4. What are some of your career highlights to date?
Last year, I was given the opportunity to take part in a student exchange programme in Belgium. This was a huge design opportunity for me because I’d never considered the possibility of my design skills reaching other parts of the globe. Unfortunately, due to Covid-19 travel bans, and various other complications, I had to turn down the opportunity with a very heavy heart. I consider this to be a highlight of my career, regardless – it shifted the way I design, and think about my designs. I’m now involved in international projects and hope better travel opportunities find their way to me in the very near future.
Being selected to be a part of Design Indaba’s Class of 2022 has also been a significant career highlight.
5. Who influences your work, and why?
The natural world is my biggest source of inspiration – not just in terms of natural beauty, but in the way the world actually works. An example includes the way in which the night changes into day or the way a caterpillar turns into a butterfly. I’m also particularly interested in the lives and stories of people of the past and present. For this reason, God is my biggest source of inspiration. According to my beliefs, God is the designer, creator and architect of the heavens, the earth and everything in between. I am in constant awe of His work and He is my favourite designer!
As a highly spiritual designer, one of the prayers is for God to guide me, inspire me, and use me as a means of bringing beauty and ease into this world.
6. What are you working on at the moment, and are there any amazing projects in the pipeline?
I am currently involved in the hospitality sector and have been working remotely on various hotel and resort projects abroad. As for what lies ahead, I’d like to delve a little deeper into the design and manufacture of beautiful products, specifically custom furniture pieces. I’m excited for what may lie ahead.

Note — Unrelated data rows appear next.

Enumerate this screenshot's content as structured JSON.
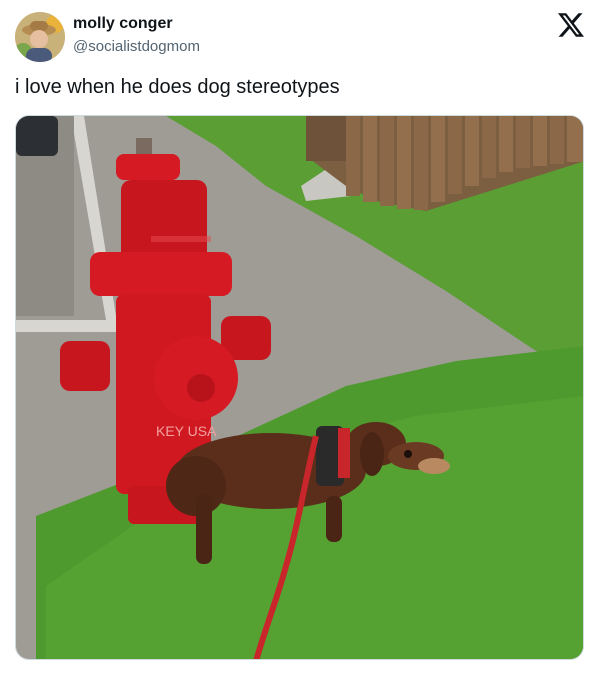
{
  "author": {
    "display_name": "molly conger",
    "handle": "@socialistdogmom",
    "avatar_icon": "avatar-photo"
  },
  "brand": {
    "logo_icon": "x-logo-icon"
  },
  "tweet": {
    "text": "i love when he does dog stereotypes"
  },
  "media": {
    "hydrant_markings": "KEY USA",
    "colors": {
      "hydrant": "#d61a23",
      "grass": "#4f9a2e",
      "gravel": "#9e9a94",
      "dog": "#5a2e1a",
      "leash": "#c8262a",
      "fence": "#8a6848"
    }
  }
}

Announcing Design Indaba’s Emerging Creatives Class of 2022.
Design thinking writ large.
Credits: Nuraan Khan